(Records for this task Opens)

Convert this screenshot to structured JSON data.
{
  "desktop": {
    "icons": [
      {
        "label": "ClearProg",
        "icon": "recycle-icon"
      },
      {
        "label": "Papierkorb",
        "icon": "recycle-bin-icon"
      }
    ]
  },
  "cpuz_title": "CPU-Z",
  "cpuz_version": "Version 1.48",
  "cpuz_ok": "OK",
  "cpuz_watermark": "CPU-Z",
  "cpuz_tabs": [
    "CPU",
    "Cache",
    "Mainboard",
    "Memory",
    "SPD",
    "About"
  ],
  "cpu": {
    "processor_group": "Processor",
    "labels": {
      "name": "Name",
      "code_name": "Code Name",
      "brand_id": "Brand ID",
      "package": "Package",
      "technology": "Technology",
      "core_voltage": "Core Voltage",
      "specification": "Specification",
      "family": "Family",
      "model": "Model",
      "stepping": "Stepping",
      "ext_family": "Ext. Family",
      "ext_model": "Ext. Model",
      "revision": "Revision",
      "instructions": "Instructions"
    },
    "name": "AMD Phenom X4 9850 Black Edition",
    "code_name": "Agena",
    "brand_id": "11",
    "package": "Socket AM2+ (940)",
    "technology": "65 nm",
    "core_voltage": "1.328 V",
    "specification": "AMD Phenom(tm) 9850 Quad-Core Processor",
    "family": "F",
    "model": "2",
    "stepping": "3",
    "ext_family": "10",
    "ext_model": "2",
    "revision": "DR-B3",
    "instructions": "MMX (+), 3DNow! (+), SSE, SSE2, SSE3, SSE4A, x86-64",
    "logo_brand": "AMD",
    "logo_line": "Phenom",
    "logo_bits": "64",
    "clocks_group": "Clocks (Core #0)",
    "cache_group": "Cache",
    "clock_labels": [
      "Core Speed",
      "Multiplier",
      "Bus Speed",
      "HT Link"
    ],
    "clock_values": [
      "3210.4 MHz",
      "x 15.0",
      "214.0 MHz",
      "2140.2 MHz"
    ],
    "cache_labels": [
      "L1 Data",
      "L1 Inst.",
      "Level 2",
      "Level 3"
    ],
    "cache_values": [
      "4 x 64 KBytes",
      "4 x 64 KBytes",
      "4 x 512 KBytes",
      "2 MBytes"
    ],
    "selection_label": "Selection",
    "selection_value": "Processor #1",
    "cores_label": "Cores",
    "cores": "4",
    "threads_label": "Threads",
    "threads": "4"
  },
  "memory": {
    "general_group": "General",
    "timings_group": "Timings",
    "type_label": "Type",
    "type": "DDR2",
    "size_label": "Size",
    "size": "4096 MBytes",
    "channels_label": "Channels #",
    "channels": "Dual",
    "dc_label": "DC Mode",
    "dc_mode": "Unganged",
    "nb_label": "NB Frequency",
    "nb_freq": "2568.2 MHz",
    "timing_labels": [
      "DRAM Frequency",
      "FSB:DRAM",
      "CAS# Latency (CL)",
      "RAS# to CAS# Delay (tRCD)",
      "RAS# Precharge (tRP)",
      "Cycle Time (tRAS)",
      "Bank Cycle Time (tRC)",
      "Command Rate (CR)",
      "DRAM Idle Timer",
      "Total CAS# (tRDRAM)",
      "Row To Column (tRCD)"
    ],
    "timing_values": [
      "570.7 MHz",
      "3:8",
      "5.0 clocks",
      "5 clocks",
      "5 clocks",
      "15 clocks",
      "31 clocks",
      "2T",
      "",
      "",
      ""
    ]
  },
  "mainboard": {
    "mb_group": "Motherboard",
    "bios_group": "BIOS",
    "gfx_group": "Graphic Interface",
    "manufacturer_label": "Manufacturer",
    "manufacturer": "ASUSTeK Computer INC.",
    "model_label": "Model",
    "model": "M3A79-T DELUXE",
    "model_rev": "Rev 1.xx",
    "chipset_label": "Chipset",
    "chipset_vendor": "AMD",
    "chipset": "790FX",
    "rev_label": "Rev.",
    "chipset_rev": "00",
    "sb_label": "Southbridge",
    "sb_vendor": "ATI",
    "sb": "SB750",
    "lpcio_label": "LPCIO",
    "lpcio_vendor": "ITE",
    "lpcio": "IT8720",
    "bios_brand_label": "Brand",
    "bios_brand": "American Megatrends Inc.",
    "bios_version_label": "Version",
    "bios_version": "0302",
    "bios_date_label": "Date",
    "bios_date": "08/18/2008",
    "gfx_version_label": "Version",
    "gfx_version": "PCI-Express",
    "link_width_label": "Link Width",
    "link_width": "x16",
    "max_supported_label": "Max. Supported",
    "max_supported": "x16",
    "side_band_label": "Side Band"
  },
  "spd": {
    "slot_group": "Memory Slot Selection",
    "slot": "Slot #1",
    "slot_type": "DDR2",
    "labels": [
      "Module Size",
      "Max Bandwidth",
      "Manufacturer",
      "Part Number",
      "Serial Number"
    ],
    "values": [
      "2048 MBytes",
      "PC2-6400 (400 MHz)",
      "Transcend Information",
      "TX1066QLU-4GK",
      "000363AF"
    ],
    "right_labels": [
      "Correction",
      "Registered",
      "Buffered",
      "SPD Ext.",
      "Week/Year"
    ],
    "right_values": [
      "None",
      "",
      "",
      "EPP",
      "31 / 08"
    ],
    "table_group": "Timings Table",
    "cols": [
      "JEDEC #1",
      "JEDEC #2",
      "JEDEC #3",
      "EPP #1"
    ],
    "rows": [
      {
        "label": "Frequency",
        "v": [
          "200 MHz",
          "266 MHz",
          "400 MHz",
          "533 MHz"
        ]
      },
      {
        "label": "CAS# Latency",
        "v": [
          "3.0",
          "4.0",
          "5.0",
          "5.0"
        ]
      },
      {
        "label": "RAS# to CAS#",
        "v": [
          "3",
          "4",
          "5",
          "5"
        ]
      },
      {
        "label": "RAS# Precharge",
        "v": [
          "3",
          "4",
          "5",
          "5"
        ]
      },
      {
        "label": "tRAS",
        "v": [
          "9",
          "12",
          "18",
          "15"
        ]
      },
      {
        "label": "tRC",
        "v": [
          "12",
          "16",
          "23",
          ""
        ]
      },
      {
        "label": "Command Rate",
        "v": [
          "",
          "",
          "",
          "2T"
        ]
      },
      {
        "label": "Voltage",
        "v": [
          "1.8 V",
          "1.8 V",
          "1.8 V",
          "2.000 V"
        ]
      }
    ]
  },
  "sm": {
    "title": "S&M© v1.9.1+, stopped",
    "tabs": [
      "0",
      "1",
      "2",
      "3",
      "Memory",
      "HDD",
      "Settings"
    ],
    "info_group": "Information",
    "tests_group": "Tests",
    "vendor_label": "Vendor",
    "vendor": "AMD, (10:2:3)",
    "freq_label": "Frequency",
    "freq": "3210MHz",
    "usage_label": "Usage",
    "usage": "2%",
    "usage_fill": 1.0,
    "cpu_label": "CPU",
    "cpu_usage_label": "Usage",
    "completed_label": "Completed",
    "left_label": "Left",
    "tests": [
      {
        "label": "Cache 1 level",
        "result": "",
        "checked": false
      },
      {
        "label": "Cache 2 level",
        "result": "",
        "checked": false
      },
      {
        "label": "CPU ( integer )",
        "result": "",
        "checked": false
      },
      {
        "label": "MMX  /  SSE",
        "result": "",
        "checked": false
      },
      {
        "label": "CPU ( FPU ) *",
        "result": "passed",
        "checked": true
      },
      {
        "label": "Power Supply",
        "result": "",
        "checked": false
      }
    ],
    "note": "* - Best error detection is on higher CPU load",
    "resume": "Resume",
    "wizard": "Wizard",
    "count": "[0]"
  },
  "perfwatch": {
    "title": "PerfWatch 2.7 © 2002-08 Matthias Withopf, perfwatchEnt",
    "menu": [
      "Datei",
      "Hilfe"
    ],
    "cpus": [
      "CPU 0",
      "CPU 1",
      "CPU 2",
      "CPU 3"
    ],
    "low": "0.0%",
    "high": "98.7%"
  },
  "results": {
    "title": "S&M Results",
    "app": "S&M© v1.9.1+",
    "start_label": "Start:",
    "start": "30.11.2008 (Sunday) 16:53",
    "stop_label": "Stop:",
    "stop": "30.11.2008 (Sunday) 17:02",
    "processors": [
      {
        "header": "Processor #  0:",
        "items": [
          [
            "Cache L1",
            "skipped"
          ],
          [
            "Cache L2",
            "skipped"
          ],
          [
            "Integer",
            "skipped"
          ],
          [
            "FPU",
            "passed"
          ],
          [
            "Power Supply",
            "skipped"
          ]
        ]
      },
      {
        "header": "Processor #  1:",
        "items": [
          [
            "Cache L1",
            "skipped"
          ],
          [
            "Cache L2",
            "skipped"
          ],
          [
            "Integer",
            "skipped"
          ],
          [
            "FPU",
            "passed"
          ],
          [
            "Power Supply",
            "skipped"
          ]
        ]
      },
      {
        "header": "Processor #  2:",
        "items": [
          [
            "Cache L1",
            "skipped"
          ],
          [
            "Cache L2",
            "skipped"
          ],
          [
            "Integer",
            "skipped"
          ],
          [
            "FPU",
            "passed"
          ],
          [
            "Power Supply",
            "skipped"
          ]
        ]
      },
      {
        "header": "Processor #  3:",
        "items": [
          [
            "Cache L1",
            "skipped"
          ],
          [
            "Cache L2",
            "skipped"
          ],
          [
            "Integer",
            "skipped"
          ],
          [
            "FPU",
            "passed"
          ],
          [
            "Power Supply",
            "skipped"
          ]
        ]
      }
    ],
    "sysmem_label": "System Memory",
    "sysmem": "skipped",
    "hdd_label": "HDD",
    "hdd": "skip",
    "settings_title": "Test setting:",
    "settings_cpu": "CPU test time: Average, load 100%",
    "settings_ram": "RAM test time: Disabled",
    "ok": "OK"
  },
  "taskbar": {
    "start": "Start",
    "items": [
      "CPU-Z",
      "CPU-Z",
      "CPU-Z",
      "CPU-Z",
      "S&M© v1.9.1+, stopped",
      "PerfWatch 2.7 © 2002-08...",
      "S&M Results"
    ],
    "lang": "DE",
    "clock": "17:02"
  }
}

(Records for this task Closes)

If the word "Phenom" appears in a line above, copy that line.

Response for this exercise →
    "name": "AMD Phenom X4 9850 Black Edition",
    "specification": "AMD Phenom(tm) 9850 Quad-Core Processor",
    "logo_line": "Phenom",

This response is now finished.